Teacher Brad Garrett's first book began with a December dream, was nurtured by encouragement from family and co-workers and has culminated with an e-book.
MONTICELLO — Teacher Brad Garrett's first book began with a December dream, was nurtured by encouragement from family and co-workers and has culminated with an e-book that went on sale July 11.
"Layups with Lincoln" is a work of fiction that combines sports, history and fascination with Abraham Lincoln into a book Garrett hopes appeals to youth in grades 3-6.
"I knew there wasn't a lot of sports (fiction) books out there, and it was always a goal of mine to write those kind of books," said the 25-year Washington Elementary fifth-grade teacher, who grew up reading books like "Touchdown for Tommy" and "Long Shot for Paul."
Garrett has dabbled with different ideas for books for a couple of decades, but "Layups With Lincoln" came to him quickly during a Christmas break snooze.
"I actually dreamt the beginning of it and woke up and had to get up and write," he said. The 37,000-word book — now a 171-page e-book — was finished in April, and uploaded to Amazon last week.
He doesn't have any sales numbers, but it sold enough to get as high as 29th in the sports/fiction category among Kindle eBooks. Garrett said that underscores his point that "there just isn't much out there" in that particular genre, especially for elementary school children.
Fellow fifth-grade teacher Kathy White said the quality of the book might have something to do with the high ranking. She helped proofread and edit "Layups" — and said she was hooked early.
"It all started with that (proofreading), and then I couldn't stop reading the book."
Despite the book's name, the 16th president is not actually in this book and its modern-day setting. But his presence can still be felt in a work that features a boy who loses his father and moves in with his uncle Alfred Blaine Ellison — A.B.E. Ellison looks like the railsplitter and even lives on a hill between two subdivisions dubbed "the north" and "the south."
The boy — Blaine — helps bridge the gap between those two housing developments through the small school they attend, uncle A.B.E. and basketball games on the playground. It isn't all easy, as Blaine is opposed by Rodney Lee, who lives in "the south."
The book ties into the Lincoln fascination, which in the past year spawned not only a critically-acclaimed biodrama, but also a portrayal of Honest Abe as a vampire hunter.
So why not use him as a modern-day history professor?
"That's why it is so unique," said White, who at times seems more excited than Garrett about the book. "You can take basic historical facts that the kids know, and they can make those connections. It's just fun."
There are also shout-outs to central Illinois and to Garrett's upbringing. That includes the setting for the story, which takes place in Monfield — a combination of Monticello and Garrett's home town of Fairfield.
The decision to go with an e-book was clinched when Garrett surveyed his fifth-graders at the end of the school year. He estimates nearly 70 percent said they read books electronically.

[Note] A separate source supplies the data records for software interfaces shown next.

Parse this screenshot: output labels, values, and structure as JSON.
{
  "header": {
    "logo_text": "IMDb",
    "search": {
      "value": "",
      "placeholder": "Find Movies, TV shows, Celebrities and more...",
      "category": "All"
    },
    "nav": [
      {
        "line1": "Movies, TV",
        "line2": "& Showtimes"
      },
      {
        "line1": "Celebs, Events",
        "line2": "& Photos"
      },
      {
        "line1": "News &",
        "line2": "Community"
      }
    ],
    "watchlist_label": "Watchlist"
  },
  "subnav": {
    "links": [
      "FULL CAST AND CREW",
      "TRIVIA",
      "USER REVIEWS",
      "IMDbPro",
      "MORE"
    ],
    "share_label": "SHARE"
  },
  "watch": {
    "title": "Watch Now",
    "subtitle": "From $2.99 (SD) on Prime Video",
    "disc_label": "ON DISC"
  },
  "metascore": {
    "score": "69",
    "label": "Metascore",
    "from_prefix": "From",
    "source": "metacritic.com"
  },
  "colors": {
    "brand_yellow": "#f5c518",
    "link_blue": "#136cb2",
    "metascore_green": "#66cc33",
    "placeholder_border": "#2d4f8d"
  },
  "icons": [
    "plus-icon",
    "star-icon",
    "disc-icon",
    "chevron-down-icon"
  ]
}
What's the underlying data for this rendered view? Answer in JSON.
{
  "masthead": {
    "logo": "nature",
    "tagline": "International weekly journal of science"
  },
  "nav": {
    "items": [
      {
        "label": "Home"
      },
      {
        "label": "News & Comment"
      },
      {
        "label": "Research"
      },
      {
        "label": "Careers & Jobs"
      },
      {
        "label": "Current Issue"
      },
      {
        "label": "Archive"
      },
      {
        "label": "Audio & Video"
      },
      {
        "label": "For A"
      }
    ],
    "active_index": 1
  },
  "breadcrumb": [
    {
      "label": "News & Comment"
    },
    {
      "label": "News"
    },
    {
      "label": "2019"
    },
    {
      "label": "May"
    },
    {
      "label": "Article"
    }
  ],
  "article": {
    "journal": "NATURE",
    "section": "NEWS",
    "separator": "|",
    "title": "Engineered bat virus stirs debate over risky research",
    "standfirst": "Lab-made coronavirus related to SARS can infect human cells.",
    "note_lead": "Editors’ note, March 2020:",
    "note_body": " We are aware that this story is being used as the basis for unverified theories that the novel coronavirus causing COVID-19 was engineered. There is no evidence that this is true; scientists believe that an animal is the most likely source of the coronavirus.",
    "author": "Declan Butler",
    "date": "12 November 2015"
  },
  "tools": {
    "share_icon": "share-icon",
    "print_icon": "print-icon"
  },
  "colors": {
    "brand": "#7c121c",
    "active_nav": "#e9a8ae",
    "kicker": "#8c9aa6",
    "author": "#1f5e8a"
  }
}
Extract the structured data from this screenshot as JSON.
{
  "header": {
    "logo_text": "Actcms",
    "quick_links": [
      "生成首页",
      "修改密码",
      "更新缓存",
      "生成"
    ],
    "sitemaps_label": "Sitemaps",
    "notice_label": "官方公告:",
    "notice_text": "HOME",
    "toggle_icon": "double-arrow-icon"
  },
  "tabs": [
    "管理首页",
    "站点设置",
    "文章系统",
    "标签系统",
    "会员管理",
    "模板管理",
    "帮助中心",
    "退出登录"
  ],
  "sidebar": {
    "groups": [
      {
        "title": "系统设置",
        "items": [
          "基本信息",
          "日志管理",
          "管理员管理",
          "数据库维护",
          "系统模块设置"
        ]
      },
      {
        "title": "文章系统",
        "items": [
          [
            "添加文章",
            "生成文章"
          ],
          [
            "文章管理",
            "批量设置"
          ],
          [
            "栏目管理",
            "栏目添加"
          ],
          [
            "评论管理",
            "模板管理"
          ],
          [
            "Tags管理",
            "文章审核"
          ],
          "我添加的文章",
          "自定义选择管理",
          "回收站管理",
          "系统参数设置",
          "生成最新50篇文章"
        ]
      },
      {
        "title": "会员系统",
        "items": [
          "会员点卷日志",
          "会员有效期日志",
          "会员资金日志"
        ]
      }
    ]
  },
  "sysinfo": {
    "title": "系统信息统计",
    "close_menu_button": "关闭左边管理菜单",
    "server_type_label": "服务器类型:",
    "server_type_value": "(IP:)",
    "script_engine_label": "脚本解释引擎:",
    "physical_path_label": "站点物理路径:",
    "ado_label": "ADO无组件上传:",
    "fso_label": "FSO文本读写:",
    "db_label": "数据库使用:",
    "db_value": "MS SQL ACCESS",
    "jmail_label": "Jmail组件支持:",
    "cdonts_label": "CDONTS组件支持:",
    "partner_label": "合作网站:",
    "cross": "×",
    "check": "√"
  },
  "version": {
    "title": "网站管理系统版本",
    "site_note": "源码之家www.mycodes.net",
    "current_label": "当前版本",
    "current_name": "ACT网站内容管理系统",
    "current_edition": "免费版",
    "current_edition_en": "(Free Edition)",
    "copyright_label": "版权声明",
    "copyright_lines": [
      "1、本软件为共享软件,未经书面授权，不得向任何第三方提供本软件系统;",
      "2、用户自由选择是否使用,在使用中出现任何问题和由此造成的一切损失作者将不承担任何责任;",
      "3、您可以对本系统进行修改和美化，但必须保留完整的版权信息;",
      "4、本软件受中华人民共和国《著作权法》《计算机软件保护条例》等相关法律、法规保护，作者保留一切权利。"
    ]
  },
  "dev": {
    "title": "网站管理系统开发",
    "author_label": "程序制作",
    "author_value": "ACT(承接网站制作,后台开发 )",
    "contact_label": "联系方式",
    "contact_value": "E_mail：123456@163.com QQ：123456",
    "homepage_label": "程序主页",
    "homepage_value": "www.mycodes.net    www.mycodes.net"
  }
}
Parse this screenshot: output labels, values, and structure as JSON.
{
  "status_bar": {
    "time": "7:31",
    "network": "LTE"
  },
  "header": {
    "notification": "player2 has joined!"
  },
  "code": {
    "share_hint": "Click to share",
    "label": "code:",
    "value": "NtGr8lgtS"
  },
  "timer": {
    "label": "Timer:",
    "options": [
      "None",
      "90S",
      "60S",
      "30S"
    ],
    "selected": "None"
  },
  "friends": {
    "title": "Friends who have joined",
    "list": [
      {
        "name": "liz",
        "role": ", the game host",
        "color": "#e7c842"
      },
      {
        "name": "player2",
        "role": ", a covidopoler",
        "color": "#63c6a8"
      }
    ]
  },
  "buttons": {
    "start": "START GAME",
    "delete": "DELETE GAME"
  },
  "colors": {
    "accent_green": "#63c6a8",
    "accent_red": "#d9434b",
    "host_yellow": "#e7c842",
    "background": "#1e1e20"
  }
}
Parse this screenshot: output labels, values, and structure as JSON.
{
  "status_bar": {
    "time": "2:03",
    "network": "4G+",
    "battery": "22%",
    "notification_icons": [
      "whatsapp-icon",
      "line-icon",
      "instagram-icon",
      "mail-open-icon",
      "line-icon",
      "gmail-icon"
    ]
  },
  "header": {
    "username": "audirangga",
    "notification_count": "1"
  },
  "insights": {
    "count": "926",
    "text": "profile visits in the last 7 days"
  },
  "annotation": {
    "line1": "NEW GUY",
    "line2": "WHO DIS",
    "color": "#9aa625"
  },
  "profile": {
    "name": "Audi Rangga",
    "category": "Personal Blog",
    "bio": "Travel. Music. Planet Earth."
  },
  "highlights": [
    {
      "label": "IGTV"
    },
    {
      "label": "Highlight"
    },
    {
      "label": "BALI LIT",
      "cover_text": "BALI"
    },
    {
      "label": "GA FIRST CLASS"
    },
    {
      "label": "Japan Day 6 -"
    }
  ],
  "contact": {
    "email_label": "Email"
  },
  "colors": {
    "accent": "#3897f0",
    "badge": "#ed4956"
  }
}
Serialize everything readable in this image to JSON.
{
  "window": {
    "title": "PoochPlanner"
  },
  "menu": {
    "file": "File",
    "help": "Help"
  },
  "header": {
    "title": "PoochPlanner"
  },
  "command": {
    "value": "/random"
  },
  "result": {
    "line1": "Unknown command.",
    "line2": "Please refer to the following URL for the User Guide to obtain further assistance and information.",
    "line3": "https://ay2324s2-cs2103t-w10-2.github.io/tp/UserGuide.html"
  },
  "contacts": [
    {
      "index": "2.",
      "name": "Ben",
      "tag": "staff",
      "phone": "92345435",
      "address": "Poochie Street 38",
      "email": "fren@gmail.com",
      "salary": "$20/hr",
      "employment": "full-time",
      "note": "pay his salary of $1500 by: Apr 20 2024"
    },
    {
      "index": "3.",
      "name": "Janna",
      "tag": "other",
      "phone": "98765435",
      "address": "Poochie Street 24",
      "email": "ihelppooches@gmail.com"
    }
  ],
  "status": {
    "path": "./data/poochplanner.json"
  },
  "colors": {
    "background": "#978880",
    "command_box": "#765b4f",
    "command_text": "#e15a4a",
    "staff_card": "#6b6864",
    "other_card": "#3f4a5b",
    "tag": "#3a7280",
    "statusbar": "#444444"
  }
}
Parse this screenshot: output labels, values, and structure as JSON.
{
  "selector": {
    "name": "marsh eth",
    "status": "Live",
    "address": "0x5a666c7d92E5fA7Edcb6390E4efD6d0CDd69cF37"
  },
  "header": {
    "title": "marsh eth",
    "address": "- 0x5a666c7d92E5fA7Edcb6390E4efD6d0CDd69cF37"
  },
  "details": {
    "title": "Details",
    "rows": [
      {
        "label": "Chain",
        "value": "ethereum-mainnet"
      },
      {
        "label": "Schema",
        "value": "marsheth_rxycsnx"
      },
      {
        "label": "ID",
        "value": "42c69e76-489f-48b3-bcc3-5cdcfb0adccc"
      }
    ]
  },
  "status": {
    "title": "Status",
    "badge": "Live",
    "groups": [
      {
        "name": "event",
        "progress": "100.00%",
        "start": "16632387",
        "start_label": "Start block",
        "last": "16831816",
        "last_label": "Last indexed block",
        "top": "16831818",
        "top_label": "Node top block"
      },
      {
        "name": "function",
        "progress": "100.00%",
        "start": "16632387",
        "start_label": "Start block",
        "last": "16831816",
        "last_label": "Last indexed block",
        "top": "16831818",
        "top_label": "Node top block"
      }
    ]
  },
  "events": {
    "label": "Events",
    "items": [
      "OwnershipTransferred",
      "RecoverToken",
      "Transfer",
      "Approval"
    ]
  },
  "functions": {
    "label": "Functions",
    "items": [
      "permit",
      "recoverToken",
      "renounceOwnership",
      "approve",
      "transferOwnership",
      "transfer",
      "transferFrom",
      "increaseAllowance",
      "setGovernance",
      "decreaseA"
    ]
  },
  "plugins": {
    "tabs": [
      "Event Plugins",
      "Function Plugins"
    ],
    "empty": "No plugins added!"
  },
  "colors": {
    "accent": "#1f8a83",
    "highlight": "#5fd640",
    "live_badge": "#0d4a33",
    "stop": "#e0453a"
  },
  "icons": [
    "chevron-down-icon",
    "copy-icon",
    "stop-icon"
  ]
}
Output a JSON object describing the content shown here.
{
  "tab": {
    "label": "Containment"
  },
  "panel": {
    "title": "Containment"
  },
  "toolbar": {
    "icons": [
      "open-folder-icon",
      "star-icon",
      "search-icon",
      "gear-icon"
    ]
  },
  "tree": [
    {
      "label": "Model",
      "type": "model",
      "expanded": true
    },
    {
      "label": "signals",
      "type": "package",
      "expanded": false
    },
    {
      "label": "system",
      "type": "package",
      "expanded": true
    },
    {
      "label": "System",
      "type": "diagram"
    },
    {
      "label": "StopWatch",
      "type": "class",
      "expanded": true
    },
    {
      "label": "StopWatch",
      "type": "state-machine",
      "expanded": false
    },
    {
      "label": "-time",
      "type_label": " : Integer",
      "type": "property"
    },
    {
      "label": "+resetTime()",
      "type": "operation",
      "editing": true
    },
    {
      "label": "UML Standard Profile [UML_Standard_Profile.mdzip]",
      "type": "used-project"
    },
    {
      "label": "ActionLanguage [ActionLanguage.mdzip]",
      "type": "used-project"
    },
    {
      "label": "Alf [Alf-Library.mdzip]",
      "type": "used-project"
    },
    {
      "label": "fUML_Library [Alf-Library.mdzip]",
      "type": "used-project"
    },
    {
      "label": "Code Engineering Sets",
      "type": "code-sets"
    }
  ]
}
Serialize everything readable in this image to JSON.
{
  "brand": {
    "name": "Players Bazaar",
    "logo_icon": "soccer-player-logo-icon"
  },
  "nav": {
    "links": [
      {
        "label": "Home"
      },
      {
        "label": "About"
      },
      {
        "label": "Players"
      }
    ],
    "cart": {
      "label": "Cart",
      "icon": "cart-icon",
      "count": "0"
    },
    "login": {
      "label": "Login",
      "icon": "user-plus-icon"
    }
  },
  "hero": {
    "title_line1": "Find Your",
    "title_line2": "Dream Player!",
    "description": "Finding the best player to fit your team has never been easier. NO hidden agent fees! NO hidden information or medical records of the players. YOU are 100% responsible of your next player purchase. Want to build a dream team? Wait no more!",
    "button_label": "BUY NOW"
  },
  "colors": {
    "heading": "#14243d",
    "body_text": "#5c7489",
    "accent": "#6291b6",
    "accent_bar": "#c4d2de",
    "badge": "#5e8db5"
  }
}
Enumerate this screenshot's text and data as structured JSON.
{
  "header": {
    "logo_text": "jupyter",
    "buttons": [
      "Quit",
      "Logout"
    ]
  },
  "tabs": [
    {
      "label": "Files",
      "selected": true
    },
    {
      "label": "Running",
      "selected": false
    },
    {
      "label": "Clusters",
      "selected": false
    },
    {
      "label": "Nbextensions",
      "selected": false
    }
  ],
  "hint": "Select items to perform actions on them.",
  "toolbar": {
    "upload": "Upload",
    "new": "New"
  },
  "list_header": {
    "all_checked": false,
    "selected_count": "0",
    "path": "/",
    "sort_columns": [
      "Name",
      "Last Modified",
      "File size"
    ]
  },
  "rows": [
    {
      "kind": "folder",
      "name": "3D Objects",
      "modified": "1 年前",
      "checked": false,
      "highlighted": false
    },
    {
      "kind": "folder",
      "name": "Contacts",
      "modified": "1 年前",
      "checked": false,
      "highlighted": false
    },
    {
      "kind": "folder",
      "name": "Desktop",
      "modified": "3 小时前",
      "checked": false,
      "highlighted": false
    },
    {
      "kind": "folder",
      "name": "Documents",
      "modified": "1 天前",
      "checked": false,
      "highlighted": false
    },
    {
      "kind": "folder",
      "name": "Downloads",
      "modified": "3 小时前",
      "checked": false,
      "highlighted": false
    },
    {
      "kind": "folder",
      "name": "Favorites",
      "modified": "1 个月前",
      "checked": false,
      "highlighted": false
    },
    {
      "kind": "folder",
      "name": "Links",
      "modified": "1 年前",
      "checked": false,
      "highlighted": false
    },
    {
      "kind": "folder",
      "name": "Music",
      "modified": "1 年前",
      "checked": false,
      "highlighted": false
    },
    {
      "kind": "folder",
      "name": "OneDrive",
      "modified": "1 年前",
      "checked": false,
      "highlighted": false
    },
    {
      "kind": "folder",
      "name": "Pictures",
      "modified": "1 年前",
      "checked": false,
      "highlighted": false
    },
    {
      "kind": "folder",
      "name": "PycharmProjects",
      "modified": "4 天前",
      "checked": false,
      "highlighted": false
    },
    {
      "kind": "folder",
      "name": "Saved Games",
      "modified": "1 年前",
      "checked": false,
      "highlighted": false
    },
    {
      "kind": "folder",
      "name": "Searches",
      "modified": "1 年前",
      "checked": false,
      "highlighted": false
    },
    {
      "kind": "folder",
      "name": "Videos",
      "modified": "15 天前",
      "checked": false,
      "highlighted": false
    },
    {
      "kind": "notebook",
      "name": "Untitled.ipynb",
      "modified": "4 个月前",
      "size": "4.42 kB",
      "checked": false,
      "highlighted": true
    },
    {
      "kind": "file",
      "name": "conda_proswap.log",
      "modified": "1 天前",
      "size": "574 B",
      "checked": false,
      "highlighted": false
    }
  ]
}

"That's what kind of clinched it for me to go this route; it was the kids. They read like that," he said.
In a collaborative effort that also included input from wife Robin and his three children, Washington Elementary computer teacher Clay Dunker helped him with the Amazon process and even designed the cover.
A print version may be available in the future, especially if sales take off. Garrett said there is a print-on-demand option he is investigating.
In in the meantime, the ebook costs 99 cents, with the author netting about 35 cents per sale. It was up to Garrett how much to charge, and he came to the conclusion to "keep it low, keep it simple."
The writing bug has hit him hard enough that his second book, tentatively titled "Fastballs With Franklin" is nearly completed. An idea for a third book that could have some fantasy elements is also in the works.